3) Addition Reactions
An addition reaction is simply just the opposite of an elimination reaction. In an addition reaction, the components or molecules of A and B are added to the carbon-carbon multiple bonds and this is called an addition reaction. In the reaction given below when HCl is added to ethylene, it will give us ethylene chloride.
HCl + CH2 = CH2 → CH3CH2Cl
4) Radical Reactions
Most of the organic reactions involve radicals and their movement. Addition of a halogen to a typically saturated hydrocarbon involves free radical mechanism. There are usually three stages involved in a radical reaction which are, initiation, propagation, and termination. Initially when the weak bond is broken initiation of the reaction takes place with the formation of free radicals. After that when the halogen is added to the hydrocarbon a radical is produced and finally, it gives alkyl halide.
A Solved Question for You
Q: In the context of an organic reaction, explain why such reactions take place.
Ans: In case of all organic reactions we can study that during a reaction, the solution will reach an equilibrium that favours the more stable side. In most cases, these will be reaction products as written from left to right, however, sometimes we must predict which side is favoured as in the case of acid-base reactions.
This can be demonstrated through DGº = – RT. In Keq = DH – TDS. If Keq > 1, in this case, the energy is released to the surroundings which are an exergonic reaction, the negative value of DGº, reaction favoured. If Keq, < 1, energy is absorbed from the surroundings which demonstrate an endergonic reaction, positive value of DGº, reaction not favoured.

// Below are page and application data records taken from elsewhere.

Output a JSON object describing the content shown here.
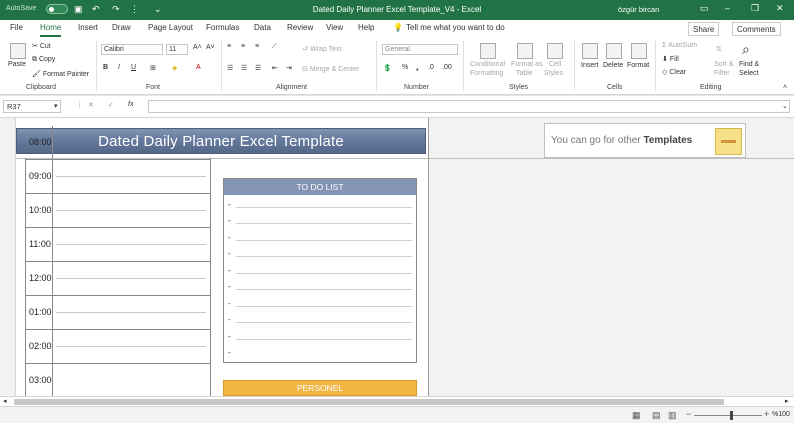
{
  "titlebar": {
    "autosave": "AutoSave",
    "autosave_state": "Off",
    "title": "Dated Daily Planner Excel Template_V4  -  Excel",
    "user": "özgür bircan"
  },
  "tabs": [
    "File",
    "Home",
    "Insert",
    "Draw",
    "Page Layout",
    "Formulas",
    "Data",
    "Review",
    "View",
    "Help"
  ],
  "active_tab": "Home",
  "tell_me": "Tell me what you want to do",
  "share_label": "Share",
  "comments_label": "Comments",
  "ribbon": {
    "clipboard": {
      "paste": "Paste",
      "cut": "Cut",
      "copy": "Copy",
      "format_painter": "Format Painter",
      "label": "Clipboard"
    },
    "font": {
      "name": "Calibri",
      "size": "11",
      "label": "Font"
    },
    "alignment": {
      "wrap": "Wrap Text",
      "merge": "Merge & Center",
      "label": "Alignment"
    },
    "number": {
      "format": "General",
      "label": "Number"
    },
    "styles": {
      "conditional": "Conditional",
      "formatting": "Formatting",
      "format_as": "Format as",
      "table": "Table",
      "cell": "Cell",
      "styles": "Styles",
      "label": "Styles"
    },
    "cells": {
      "insert": "Insert",
      "delete": "Delete",
      "format": "Format",
      "label": "Cells"
    },
    "editing": {
      "autosum": "AutoSum",
      "fill": "Fill",
      "clear": "Clear",
      "sort": "Sort &",
      "filter": "Filter",
      "find": "Find &",
      "select": "Select",
      "label": "Editing"
    }
  },
  "formula_bar": {
    "name_box": "R37",
    "fx": "fx",
    "value": ""
  },
  "sheet": {
    "banner_title": "Dated Daily Planner Excel Template",
    "promo_text": "You can go for other",
    "promo_bold": "Templates",
    "time_slots": [
      "08:00",
      "09:00",
      "10:00",
      "11:00",
      "12:00",
      "01:00",
      "02:00",
      "03:00"
    ],
    "todo_title": "TO DO LIST",
    "todo_items": [
      "-",
      "-",
      "-",
      "-",
      "-",
      "-",
      "-",
      "-",
      "-",
      "-"
    ],
    "personel_title": "PERSONEL"
  },
  "status": {
    "zoom": "%100"
  }
}
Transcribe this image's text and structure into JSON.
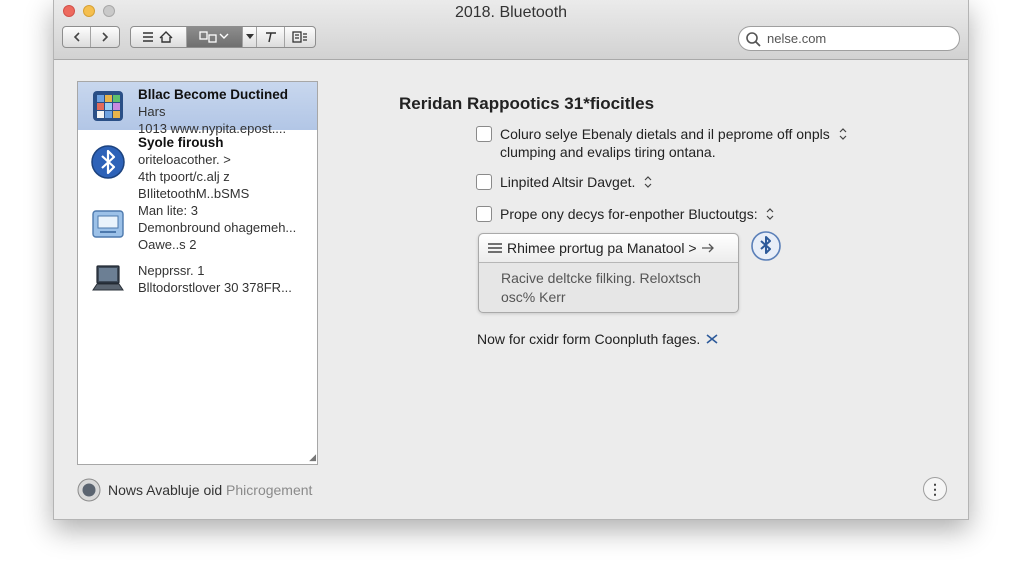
{
  "window": {
    "title": "2018. Bluetooth"
  },
  "search": {
    "value": "nelse.com"
  },
  "sidebar": {
    "items": [
      {
        "line1": "Bllac Become Ductined",
        "line2": "Hars",
        "line3": "1013 www.nypita.epost....",
        "icon": "app-grid-icon",
        "selected": true
      },
      {
        "line1": "Syole firoush",
        "line2": "oriteloacother. >",
        "line3": "4th tpoort/c.alj z",
        "line4": "BIlitetoothM..bSMS",
        "icon": "bluetooth-icon",
        "selected": false
      },
      {
        "line1": "Man lite: 3",
        "line2": "Demonbround ohagemeh...",
        "line3": "Oawe..s 2",
        "icon": "network-drive-icon",
        "selected": false
      },
      {
        "line1": "Nepprssr. 1",
        "line2": "Blltodorstlover 30 378FR...",
        "icon": "laptop-icon",
        "selected": false
      }
    ]
  },
  "main": {
    "heading": "Reridan Rappootics 31*fiocitles",
    "options": [
      {
        "line1": "Coluro selye Ebenaly dietals and il peprome off onpls",
        "line2": "clumping and evalips tiring ontana.",
        "checked": false
      },
      {
        "line1": "Linpited Altsir Davget.",
        "checked": false
      },
      {
        "line1": "Prope ony decys for-enpother Bluctoutgs:",
        "checked": false
      }
    ],
    "dropdown": {
      "selected": "Rhimee prortug pa Manatool >",
      "body_line1": "Racive deltcke filking. Reloxtsch",
      "body_line2": "osc% Kerr"
    },
    "footer_text": "Now for cxidr form Coonpluth fages."
  },
  "status": {
    "text_dark": "Nows Avabluje oid",
    "text_dim": "Phicrogement"
  },
  "colors": {
    "selection": "#b8cbe8",
    "window_bg": "#ececec",
    "accent_blue": "#2d62b8"
  }
}
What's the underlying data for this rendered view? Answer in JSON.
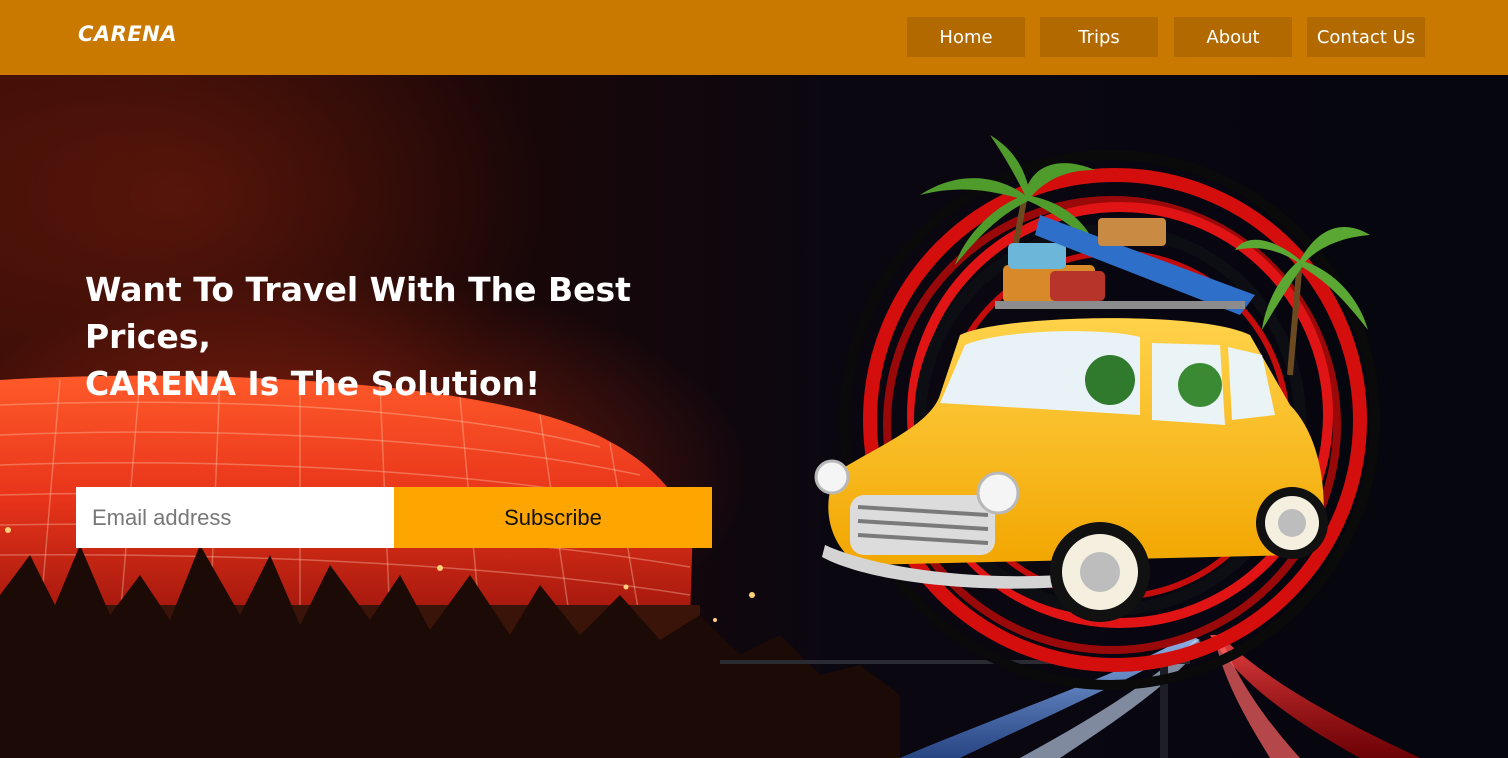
{
  "brand": {
    "logo_text": "CARENA"
  },
  "nav": {
    "items": [
      {
        "label": "Home"
      },
      {
        "label": "Trips"
      },
      {
        "label": "About"
      },
      {
        "label": "Contact Us"
      }
    ]
  },
  "hero": {
    "headline_line1": "Want To Travel With The Best Prices,",
    "headline_line2": "CARENA Is The Solution!",
    "email_placeholder": "Email address",
    "subscribe_label": "Subscribe"
  },
  "colors": {
    "navbar": "#c97800",
    "nav_button": "#b26a00",
    "subscribe_button": "#ffa500",
    "text": "#ffffff"
  },
  "icons": [
    "stadium-illustration",
    "car-illustration",
    "palm-tree-illustration"
  ]
}
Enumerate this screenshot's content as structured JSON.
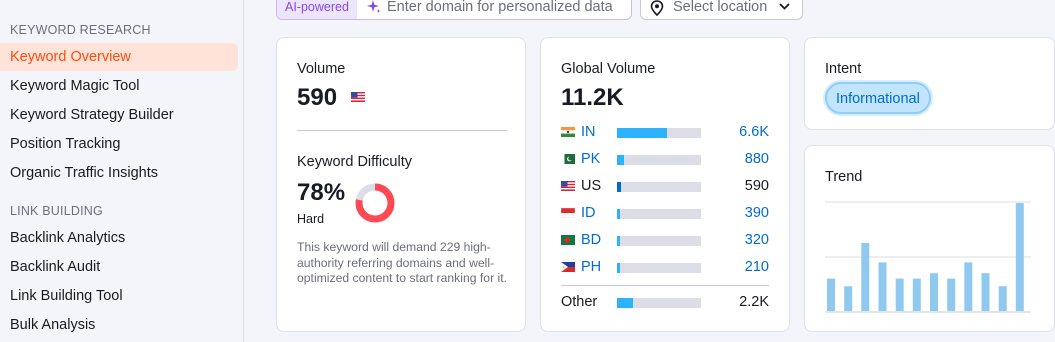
{
  "sidebar": {
    "section1_title": "KEYWORD RESEARCH",
    "section1_items": [
      "Keyword Overview",
      "Keyword Magic Tool",
      "Keyword Strategy Builder",
      "Position Tracking",
      "Organic Traffic Insights"
    ],
    "section2_title": "LINK BUILDING",
    "section2_items": [
      "Backlink Analytics",
      "Backlink Audit",
      "Link Building Tool",
      "Bulk Analysis"
    ]
  },
  "topbar": {
    "ai_tag": "AI-powered",
    "domain_placeholder": "Enter domain for personalized data",
    "location_label": "Select location"
  },
  "volume_card": {
    "label": "Volume",
    "value": "590",
    "kd_label": "Keyword Difficulty",
    "kd_value": "78%",
    "kd_level": "Hard",
    "kd_percent": 78,
    "kd_description": "This keyword will demand 229 high-authority referring domains and well-optimized content to start ranking for it."
  },
  "global_volume": {
    "label": "Global Volume",
    "value": "11.2K",
    "rows": [
      {
        "code": "IN",
        "value": "6.6K",
        "share": 0.59
      },
      {
        "code": "PK",
        "value": "880",
        "share": 0.08
      },
      {
        "code": "US",
        "value": "590",
        "share": 0.05
      },
      {
        "code": "ID",
        "value": "390",
        "share": 0.035
      },
      {
        "code": "BD",
        "value": "320",
        "share": 0.03
      },
      {
        "code": "PH",
        "value": "210",
        "share": 0.025
      }
    ],
    "other_label": "Other",
    "other_value": "2.2K",
    "other_share": 0.19
  },
  "intent": {
    "label": "Intent",
    "badge": "Informational"
  },
  "trend": {
    "label": "Trend",
    "values": [
      0.3,
      0.23,
      0.63,
      0.45,
      0.3,
      0.3,
      0.35,
      0.3,
      0.45,
      0.35,
      0.23,
      1.0
    ]
  },
  "colors": {
    "accent": "#ff4c0c",
    "link": "#006dca",
    "bar": "#2bb3ff",
    "trend_bar": "#90c9ef",
    "kd_red": "#ff4953"
  }
}
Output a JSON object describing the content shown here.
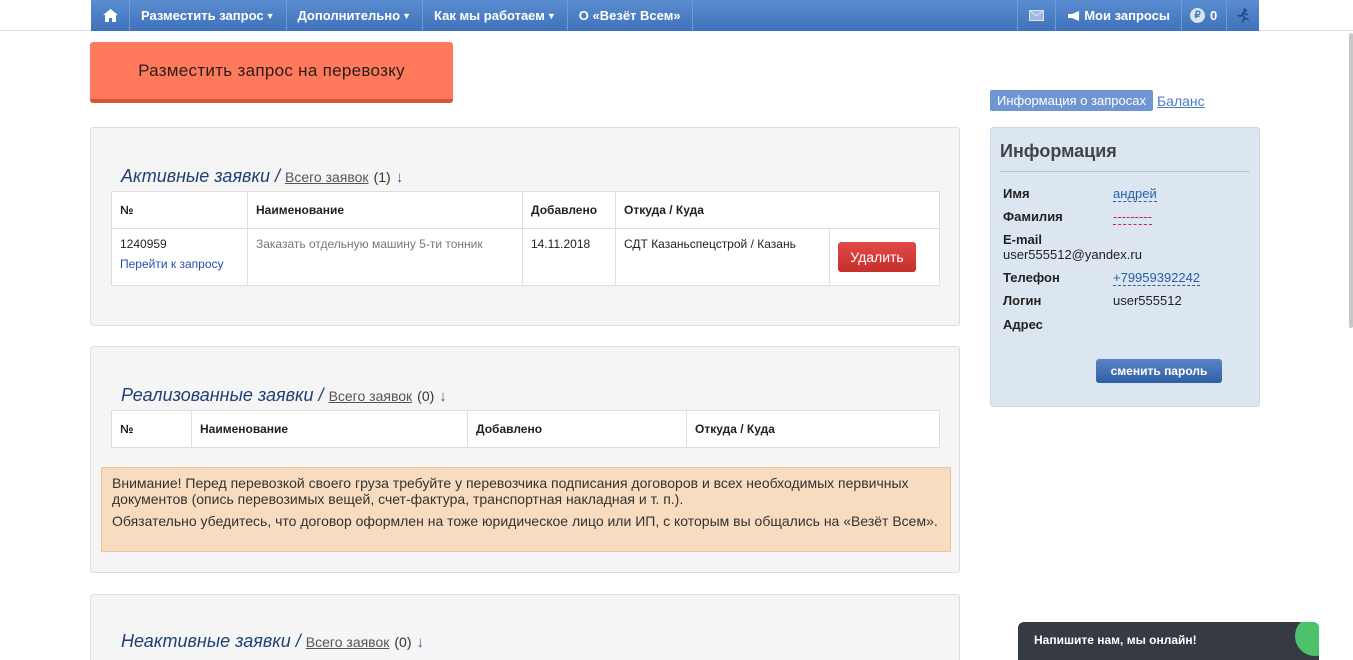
{
  "nav": {
    "items": [
      {
        "label": "Разместить запрос",
        "dropdown": true
      },
      {
        "label": "Дополнительно",
        "dropdown": true
      },
      {
        "label": "Как мы работаем",
        "dropdown": true
      },
      {
        "label": "О «Везёт Всем»",
        "dropdown": false
      }
    ],
    "my_requests": "Мои запросы",
    "coin_symbol": "₽",
    "balance_count": "0"
  },
  "main_button": "Разместить запрос на перевозку",
  "active": {
    "title": "Активные заявки /",
    "all_link": "Всего заявок",
    "count": "(1)",
    "arrow": "↓",
    "headers": [
      "№",
      "Наименование",
      "Добавлено",
      "Откуда / Куда"
    ],
    "rows": [
      {
        "id": "1240959",
        "link": "Перейти к запросу",
        "name": "Заказать отдельную машину 5-ти тонник",
        "added": "14.11.2018",
        "route": "СДТ Казаньспецстрой / Казань",
        "delete": "Удалить"
      }
    ]
  },
  "done": {
    "title": "Реализованные заявки /",
    "all_link": "Всего заявок",
    "count": "(0)",
    "arrow": "↓",
    "headers": [
      "№",
      "Наименование",
      "Добавлено",
      "Откуда / Куда"
    ]
  },
  "warning": {
    "p1": "Внимание! Перед перевозкой своего груза требуйте у перевозчика подписания договоров и всех необходимых первичных документов (опись перевозимых вещей, счет-фактура, транспортная накладная и т. п.).",
    "p2": "Обязательно убедитесь, что договор оформлен на тоже юридическое лицо или ИП, с которым вы общались на «Везёт Всем»."
  },
  "inactive": {
    "title": "Неактивные заявки /",
    "all_link": "Всего заявок",
    "count": "(0)",
    "arrow": "↓"
  },
  "tabs": {
    "active": "Информация о запросах",
    "other": "Баланс"
  },
  "info": {
    "title": "Информация",
    "name_label": "Имя",
    "name": "андрей",
    "surname_label": "Фамилия",
    "surname": "---------",
    "email_label": "E-mail",
    "email": "user555512@yandex.ru",
    "phone_label": "Телефон",
    "phone": "+79959392242",
    "login_label": "Логин",
    "login": "user555512",
    "address_label": "Адрес",
    "change_password": "сменить пароль"
  },
  "chat": "Напишите нам, мы онлайн!"
}
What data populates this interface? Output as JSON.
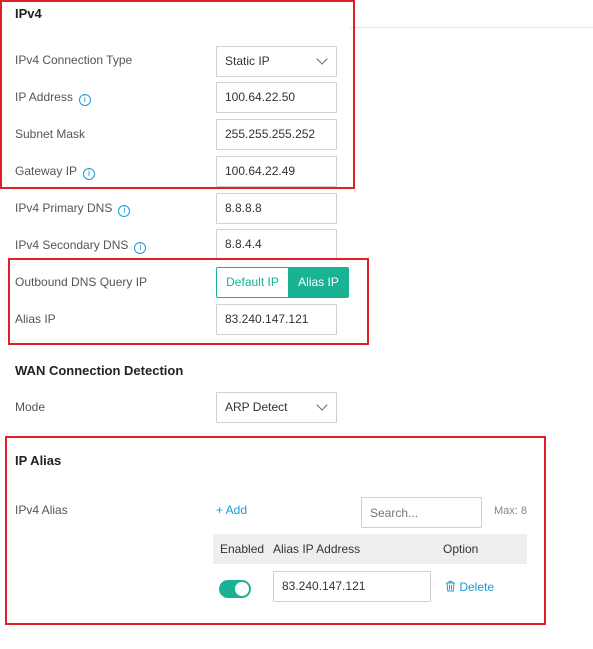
{
  "ipv4": {
    "title": "IPv4",
    "connection_type": {
      "label": "IPv4 Connection Type",
      "value": "Static IP"
    },
    "ip_address": {
      "label": "IP Address",
      "value": "100.64.22.50"
    },
    "subnet_mask": {
      "label": "Subnet Mask",
      "value": "255.255.255.252"
    },
    "gateway_ip": {
      "label": "Gateway IP",
      "value": "100.64.22.49"
    },
    "primary_dns": {
      "label": "IPv4 Primary DNS",
      "value": "8.8.8.8"
    },
    "secondary_dns": {
      "label": "IPv4 Secondary DNS",
      "value": "8.8.4.4"
    },
    "outbound_dns": {
      "label": "Outbound DNS Query IP",
      "options": [
        "Default IP",
        "Alias IP"
      ],
      "selected": "Alias IP"
    },
    "alias_ip": {
      "label": "Alias IP",
      "value": "83.240.147.121"
    }
  },
  "wan_detection": {
    "title": "WAN Connection Detection",
    "mode": {
      "label": "Mode",
      "value": "ARP Detect"
    }
  },
  "ip_alias": {
    "title": "IP Alias",
    "ipv4_alias_label": "IPv4 Alias",
    "add_label": "+ Add",
    "search_placeholder": "Search...",
    "max_label": "Max: 8",
    "columns": [
      "Enabled",
      "Alias IP Address",
      "Option"
    ],
    "rows": [
      {
        "enabled": true,
        "address": "83.240.147.121",
        "option": "Delete"
      }
    ]
  },
  "colors": {
    "accent": "#19b394",
    "link": "#1a9bd7",
    "highlight": "#e21e2a"
  },
  "icons": {
    "info": "info-icon",
    "chevron": "chevron-down-icon",
    "delete": "trash-icon",
    "toggle": "toggle-switch"
  }
}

Energy changes in a reaction can be illustrated by Energy Diagrams in which the highest energy point in a reaction step is called the transition state and the energy required to go from reactant to transition state is the activation energy. If a reaction occurs in more than one step, it must involve species that are neither the reactant nor the final product. Each step has its own free energy of activation.